As a guy who isn’t sure how this whole “relationship with Jesus” is supposed to look or feel, and isn’t entirely sure if my mental health issues are emotional, physical, spiritual, or a combination of any of them in some sort of unbalanced ratio… I find often the response to suicide and mental health incredibly lacking. Chester Benningfield is just the latest example where a public figure has succumbed to their mental illness.
Some mock him for being a wimp, and not being “manly enough” to handle life. Some point to the evils of “drugs, sex, and Rock n Roll” (in my opinion the drugs/sex/addictions are just an attempt to deal with the stress and craziness of being a celebrity, and dealing with that on top of handling a mental illness is just an extra layer of hardship to try to handle). Some are shocked that someone who’s music was popular not because it glamorized the life of a “rock star” but because it waded into the darkness could succumb to that darkness after all.
Chester had a wife. 6 kids. He was a dad. He was a husband . He has friends who will be missing him, who are trying to make sense of this even more than the rest of us are. Too often people look at a celebrity who gives in to something they don’t understand and mock, or ridicule, or wonder why he didn’t reach out for help when his music helped thousands of people face their own darkness and find solace and strength to face their own pain. Somehow they think the fame will somehow shield them from hardship and yet we’re shocked when harsh reality destroys the “picture perfect” image the media paints of the celebrity life.
And what’s sad…. I just realized I’m doing what I’m decrying everyone else for doing. I’m using a celebrity death to make my own point. Everyone hurts. Everyone has pain. Due to the way mental illness affects us, sometimes death seems like the only way to cope. Not that death is what is actually what we seek. It’s just that death seems the only way to stop our pain, or the pain we believe we’re inflicting on others.
If you’ve read this far, thanks.

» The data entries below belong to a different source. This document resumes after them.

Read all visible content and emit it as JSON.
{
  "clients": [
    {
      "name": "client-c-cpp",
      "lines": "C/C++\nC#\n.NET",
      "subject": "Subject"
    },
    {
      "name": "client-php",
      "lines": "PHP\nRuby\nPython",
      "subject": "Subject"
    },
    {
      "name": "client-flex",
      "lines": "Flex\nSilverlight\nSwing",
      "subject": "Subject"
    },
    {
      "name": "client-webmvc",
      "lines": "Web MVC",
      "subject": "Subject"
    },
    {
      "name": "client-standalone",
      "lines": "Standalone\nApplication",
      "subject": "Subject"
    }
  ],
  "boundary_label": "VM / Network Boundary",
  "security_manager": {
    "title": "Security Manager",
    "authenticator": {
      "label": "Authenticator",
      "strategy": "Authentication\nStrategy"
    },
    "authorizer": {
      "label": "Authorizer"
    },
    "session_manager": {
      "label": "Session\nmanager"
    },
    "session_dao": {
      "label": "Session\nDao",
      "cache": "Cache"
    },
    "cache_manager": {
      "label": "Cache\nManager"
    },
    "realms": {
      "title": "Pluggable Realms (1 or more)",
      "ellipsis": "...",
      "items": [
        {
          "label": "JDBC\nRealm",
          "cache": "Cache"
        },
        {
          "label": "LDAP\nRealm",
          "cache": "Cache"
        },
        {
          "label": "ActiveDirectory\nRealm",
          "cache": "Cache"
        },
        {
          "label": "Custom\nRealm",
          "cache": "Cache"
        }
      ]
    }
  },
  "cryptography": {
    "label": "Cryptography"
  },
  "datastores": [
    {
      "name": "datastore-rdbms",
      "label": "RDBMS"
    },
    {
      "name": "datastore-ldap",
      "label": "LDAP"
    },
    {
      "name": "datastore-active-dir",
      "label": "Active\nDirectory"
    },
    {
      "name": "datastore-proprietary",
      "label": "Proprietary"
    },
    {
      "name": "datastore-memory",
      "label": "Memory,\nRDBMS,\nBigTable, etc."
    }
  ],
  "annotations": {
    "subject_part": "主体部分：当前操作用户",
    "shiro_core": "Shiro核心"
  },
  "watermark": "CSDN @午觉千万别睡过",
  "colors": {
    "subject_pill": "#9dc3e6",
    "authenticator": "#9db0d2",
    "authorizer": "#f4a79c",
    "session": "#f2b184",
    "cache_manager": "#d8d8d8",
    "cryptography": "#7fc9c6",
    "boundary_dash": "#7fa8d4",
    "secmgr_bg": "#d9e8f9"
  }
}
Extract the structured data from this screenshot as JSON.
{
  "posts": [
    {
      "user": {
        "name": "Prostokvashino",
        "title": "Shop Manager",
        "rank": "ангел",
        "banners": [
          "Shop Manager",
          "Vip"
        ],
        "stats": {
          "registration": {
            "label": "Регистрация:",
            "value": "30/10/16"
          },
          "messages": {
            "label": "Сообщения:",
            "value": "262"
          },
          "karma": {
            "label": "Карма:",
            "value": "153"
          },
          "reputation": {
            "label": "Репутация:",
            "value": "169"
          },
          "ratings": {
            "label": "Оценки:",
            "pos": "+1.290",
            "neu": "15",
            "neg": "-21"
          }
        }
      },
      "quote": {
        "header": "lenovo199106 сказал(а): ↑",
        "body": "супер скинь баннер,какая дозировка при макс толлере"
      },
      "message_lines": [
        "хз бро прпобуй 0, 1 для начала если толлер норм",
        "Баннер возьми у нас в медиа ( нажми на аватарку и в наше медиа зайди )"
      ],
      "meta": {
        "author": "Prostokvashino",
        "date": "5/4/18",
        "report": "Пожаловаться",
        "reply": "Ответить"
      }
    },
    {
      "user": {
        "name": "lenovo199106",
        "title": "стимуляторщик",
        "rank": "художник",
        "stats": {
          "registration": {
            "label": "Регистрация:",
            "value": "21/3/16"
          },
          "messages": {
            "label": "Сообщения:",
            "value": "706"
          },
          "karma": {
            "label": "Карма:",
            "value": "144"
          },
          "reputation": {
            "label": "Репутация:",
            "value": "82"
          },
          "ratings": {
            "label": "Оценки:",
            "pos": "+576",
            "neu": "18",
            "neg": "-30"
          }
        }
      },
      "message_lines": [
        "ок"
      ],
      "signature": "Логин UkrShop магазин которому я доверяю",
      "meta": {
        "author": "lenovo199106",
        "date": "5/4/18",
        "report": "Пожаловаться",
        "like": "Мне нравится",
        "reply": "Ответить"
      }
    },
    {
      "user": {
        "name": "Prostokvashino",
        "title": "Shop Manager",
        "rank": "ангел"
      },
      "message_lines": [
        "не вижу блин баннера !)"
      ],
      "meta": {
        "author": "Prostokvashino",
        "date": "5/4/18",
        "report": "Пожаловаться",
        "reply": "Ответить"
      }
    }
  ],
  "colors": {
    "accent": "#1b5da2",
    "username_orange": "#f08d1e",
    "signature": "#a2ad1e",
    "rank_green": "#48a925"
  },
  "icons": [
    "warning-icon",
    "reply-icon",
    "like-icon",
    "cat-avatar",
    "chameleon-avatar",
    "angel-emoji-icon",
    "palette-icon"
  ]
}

Everyone says “just talk it out” or “go for counselling” or “seek help”.If you’re struggling, you know you should but sometimes it’s just so hard, for so many different reasons. I will say this, however. I may not understand your particular situation, but I’ll listen and try to understand. I know it feels like you’re the only one. That no one could understand your situation. I’ve felt that too. And I know how hard it can be to make that jump when everything within you is telling you not to tell someone just how dark and scary things really are. If you want to talk to someone, just find me on Twitter: www.twitter.com/andrewpenner78 or check out the SickNotWeak community (www.sicknotweak.com, and they’re on Facebook and Twitter as well, #sicknotweak).